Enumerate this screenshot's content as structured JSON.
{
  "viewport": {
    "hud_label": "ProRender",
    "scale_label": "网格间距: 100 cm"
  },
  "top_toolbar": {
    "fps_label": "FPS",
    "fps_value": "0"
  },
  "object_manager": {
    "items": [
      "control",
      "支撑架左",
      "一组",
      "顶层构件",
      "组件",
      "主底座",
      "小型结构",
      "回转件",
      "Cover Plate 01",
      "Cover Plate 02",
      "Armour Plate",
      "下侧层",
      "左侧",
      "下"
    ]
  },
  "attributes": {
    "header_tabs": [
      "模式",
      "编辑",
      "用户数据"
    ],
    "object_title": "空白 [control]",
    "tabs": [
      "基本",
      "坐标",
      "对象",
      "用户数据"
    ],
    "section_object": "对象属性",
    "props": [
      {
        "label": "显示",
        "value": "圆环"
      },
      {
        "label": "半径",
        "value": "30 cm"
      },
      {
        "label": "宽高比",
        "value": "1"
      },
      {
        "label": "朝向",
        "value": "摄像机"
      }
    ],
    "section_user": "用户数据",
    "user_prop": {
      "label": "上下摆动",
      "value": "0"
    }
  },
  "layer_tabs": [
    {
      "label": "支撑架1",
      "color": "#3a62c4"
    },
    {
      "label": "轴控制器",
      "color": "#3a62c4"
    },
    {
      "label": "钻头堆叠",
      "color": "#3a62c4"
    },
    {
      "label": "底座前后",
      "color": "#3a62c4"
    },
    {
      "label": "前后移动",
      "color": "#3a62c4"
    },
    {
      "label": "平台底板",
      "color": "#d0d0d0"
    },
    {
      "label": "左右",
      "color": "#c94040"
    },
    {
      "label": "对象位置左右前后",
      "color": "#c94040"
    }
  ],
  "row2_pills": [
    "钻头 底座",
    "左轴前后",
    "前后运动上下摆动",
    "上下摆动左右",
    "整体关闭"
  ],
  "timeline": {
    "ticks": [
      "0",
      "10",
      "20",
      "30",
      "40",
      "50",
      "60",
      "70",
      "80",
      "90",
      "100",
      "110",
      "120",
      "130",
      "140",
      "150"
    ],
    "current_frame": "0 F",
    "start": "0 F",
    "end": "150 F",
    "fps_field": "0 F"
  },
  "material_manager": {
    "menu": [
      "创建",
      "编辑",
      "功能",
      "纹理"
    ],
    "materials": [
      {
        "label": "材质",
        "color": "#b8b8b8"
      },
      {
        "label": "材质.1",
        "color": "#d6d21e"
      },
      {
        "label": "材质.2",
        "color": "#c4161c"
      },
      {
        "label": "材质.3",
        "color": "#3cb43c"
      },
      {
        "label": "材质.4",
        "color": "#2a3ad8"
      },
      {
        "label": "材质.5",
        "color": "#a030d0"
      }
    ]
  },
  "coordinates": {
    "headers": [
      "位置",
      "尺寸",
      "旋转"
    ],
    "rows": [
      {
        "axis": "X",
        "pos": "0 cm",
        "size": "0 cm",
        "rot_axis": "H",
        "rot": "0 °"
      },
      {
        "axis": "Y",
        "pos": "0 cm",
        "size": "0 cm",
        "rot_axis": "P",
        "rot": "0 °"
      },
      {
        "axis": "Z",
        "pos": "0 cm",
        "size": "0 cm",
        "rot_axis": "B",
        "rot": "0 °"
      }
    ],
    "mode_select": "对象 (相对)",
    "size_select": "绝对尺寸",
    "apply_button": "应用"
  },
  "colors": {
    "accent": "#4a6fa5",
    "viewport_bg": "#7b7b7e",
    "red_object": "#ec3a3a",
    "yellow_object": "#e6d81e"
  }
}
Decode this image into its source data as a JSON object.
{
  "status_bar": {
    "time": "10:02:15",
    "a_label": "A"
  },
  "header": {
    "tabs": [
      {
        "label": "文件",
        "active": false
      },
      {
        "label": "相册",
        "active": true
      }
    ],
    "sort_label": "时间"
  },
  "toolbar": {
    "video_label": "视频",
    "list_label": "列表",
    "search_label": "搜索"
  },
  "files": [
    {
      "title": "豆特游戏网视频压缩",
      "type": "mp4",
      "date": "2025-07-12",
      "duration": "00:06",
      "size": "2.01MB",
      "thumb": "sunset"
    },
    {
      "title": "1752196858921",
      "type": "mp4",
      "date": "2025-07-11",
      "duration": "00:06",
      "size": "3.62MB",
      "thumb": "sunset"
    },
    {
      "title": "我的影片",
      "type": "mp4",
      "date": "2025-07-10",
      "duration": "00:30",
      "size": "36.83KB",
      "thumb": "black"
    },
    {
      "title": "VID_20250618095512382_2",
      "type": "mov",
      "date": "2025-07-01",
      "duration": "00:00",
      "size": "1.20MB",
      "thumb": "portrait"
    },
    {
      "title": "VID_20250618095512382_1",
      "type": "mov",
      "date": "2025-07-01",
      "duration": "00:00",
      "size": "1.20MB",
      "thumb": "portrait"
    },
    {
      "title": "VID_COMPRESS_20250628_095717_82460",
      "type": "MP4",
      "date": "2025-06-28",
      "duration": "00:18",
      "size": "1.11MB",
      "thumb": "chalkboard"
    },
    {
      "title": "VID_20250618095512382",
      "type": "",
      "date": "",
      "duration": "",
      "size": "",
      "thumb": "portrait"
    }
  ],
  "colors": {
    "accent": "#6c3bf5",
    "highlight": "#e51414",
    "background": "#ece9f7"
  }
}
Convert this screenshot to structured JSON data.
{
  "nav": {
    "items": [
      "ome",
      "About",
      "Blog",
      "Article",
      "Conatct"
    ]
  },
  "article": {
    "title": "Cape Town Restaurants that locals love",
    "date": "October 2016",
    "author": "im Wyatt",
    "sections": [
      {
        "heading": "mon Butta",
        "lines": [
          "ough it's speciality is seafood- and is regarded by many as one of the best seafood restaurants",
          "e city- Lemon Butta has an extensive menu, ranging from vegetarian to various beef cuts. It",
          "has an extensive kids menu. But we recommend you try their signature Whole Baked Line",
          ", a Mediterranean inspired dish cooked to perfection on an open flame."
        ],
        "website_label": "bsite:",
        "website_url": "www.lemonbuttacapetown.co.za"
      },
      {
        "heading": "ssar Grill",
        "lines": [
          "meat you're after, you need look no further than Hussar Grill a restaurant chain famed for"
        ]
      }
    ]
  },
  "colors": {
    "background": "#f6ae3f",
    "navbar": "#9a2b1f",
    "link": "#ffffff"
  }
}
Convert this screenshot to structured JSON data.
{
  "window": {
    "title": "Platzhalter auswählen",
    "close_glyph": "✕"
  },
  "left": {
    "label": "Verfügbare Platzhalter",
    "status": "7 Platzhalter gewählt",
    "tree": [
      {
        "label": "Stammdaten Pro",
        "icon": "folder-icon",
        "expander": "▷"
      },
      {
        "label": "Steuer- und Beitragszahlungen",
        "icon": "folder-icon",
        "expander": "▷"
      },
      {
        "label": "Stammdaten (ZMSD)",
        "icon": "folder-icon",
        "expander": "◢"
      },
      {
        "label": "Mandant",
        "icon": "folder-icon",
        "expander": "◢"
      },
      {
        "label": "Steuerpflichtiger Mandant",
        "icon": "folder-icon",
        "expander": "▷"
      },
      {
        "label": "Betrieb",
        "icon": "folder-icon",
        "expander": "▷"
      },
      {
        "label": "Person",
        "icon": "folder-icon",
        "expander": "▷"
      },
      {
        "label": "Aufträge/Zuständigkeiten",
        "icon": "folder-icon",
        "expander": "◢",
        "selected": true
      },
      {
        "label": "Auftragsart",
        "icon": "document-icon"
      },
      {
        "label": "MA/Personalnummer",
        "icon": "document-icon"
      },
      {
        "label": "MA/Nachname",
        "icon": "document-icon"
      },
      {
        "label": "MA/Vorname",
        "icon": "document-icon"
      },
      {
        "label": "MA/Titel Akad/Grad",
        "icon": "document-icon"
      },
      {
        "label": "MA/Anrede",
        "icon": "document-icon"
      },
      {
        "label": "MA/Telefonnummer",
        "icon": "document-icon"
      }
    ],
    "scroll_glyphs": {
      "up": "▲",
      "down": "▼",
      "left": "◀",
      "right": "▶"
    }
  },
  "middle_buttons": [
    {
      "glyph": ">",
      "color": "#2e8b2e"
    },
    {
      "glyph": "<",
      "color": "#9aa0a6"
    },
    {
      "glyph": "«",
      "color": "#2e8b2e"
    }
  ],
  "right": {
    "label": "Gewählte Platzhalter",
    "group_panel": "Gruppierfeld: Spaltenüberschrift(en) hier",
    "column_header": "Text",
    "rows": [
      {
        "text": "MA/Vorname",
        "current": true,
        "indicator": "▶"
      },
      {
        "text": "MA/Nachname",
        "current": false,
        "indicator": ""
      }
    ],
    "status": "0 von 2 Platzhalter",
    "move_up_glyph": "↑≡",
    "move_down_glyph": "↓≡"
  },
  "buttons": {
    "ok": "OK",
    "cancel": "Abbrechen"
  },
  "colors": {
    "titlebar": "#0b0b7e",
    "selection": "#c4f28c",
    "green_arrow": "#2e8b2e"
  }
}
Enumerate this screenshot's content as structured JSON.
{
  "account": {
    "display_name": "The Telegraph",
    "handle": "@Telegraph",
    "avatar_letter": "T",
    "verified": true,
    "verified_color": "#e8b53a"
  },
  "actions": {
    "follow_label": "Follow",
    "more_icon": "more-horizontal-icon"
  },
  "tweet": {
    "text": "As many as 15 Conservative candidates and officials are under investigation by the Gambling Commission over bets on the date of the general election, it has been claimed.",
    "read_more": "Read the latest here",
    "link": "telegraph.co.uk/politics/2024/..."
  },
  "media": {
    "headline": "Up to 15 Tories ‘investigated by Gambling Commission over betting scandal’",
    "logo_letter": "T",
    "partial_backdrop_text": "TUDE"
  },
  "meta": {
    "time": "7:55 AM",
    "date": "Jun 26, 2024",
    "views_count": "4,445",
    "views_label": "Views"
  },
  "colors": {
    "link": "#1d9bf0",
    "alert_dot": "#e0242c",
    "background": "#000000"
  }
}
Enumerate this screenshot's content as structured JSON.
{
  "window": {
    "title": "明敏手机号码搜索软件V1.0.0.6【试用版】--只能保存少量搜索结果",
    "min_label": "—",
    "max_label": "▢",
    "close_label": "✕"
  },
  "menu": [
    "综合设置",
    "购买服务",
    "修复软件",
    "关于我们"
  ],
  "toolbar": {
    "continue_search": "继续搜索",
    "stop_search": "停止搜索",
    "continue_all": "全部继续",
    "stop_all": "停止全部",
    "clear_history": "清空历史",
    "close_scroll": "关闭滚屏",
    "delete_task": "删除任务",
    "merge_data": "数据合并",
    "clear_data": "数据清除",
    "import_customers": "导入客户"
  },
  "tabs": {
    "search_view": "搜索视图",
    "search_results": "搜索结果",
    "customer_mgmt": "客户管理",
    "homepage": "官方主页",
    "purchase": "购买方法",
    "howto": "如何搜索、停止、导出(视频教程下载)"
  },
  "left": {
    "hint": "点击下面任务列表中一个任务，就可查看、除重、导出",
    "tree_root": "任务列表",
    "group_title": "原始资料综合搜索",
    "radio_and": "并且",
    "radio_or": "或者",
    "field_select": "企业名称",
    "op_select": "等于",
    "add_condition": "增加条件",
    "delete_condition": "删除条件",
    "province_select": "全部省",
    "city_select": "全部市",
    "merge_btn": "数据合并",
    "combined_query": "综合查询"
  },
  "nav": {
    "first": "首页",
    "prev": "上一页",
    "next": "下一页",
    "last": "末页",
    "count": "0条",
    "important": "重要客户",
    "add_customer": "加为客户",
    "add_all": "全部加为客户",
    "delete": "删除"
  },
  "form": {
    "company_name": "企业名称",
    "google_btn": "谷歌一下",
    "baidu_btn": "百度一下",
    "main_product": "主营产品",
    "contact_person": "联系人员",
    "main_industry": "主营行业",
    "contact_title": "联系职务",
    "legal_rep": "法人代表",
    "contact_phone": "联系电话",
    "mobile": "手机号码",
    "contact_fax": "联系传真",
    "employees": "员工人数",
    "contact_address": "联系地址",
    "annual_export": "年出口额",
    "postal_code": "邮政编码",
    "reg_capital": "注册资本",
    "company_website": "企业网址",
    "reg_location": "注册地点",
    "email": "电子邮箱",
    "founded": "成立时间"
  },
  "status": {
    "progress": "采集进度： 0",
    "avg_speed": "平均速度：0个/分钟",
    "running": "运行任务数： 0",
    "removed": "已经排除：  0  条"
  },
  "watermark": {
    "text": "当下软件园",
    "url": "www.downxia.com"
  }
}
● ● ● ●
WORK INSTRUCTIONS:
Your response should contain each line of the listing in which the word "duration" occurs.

EXERCISE ANSWER:
      "duration": "00:06",
      "duration": "00:06",
      "duration": "00:30",
      "duration": "00:00",
      "duration": "00:00",
      "duration": "00:18",
      "duration": "",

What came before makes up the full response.